Following the move to Tooradin at the start of 1961, Dad hosting the annual 458 Christmas Get-together at our house and the adjacent school yard. This ran until we moved at the start of 1966 ---- and involved ed kids getting presents from Father Christmas and parents getting hangovers from too much beer! From the start of his tenure at Tooradin, Lisle saw the need for some sort of organised activities for the boys of the town (who are nowadays termed Baby Boomers). There were quite a few of us, for such a small town population. So Lisle and one other father got the ball rolling to start the 1st Tooradin Scout Group. Lisle took on the roll of Scoutmaster and the other father keenly accepted the Assistant SM’s position. Simultaneously Lisle also inspired his female Junior School Teacher to start a Cubs Pack. The formation of these two parallel groups was a much- appreciated achievement which brought the community together. The other annual 458 Squadron social event to rival this was Cuthy’s at Burrumbeet. Gordon Cuthbertson and his wife Peg and their boys had a sheep farm just west of Burrumbeet, and every year entertained us all with a hay ride, sheep catching competition and enough keg beer to sink a battleship! Cuthy’s was ALWAYS looked forward to by us kids!

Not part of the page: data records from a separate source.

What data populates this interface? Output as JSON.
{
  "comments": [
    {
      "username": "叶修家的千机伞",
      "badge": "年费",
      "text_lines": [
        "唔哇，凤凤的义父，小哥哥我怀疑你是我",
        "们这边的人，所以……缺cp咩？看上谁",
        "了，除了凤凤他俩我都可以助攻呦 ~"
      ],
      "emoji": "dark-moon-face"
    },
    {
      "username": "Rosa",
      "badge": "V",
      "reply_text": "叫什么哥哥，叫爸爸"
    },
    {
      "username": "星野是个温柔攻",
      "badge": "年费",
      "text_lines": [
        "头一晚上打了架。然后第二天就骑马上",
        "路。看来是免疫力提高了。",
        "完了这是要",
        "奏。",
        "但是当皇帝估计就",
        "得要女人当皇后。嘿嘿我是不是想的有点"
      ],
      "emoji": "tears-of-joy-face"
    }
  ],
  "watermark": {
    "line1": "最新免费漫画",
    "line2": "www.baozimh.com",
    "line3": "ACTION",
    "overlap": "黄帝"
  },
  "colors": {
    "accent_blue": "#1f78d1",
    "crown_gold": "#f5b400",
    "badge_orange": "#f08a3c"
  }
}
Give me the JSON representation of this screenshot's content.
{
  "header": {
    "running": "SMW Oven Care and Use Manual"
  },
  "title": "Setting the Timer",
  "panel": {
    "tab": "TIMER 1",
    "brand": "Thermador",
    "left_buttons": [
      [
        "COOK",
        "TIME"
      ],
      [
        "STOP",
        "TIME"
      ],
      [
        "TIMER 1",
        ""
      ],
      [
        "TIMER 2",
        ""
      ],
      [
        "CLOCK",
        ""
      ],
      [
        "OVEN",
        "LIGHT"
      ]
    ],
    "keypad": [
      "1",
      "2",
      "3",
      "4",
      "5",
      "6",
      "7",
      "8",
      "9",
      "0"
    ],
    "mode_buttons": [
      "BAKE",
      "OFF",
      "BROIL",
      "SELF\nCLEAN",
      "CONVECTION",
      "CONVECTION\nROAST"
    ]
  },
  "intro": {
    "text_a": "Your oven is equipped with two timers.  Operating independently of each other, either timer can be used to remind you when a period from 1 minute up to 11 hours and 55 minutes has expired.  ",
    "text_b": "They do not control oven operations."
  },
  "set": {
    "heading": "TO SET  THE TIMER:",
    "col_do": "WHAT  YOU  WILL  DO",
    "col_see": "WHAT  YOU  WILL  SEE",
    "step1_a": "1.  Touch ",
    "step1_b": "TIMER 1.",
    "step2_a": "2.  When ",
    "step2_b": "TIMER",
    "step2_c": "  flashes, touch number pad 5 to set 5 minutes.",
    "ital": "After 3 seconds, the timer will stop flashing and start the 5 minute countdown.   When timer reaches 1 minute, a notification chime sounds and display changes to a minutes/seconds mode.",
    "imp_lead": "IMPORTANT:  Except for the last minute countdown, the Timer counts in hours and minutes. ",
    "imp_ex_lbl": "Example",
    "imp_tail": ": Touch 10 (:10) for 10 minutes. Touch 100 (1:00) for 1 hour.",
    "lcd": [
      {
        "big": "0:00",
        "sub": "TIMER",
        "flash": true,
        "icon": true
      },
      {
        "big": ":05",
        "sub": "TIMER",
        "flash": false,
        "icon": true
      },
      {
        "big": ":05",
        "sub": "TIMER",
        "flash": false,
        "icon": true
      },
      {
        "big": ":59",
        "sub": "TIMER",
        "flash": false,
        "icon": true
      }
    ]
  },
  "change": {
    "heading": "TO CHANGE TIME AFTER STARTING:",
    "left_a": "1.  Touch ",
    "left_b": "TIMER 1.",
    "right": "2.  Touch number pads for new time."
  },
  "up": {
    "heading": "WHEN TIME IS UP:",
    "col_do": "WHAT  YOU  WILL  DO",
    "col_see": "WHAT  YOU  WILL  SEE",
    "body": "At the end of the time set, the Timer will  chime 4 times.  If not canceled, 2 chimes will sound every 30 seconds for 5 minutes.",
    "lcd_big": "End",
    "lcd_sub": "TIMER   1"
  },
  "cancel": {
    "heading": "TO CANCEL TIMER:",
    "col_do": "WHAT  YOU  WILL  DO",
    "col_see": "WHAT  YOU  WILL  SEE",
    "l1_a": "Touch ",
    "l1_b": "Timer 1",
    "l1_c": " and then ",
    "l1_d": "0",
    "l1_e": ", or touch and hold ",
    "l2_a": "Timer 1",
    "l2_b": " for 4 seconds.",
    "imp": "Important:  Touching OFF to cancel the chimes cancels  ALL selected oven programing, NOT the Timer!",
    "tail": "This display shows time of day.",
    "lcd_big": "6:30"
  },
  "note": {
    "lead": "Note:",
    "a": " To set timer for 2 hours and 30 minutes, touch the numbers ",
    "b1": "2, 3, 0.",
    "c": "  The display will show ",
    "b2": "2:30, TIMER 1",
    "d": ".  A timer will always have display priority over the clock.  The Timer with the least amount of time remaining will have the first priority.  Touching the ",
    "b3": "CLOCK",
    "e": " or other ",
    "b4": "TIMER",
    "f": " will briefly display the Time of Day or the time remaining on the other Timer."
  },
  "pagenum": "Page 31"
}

From Tooradin, Lisle transferred to Guildford, just south of Castlemaine at the beginning of 1966, and that ended the annual Christmas Do. In 1970 Mum, Dad and Tim moved to Ballarat for Pat to be closer to her family. Lisle continued to teach, but later opted for a cushy little job in the District Office, from whence he retired.
Pat passed away in October 1985, just 65 years of age and Lisle died in May 1993 at not quite 73.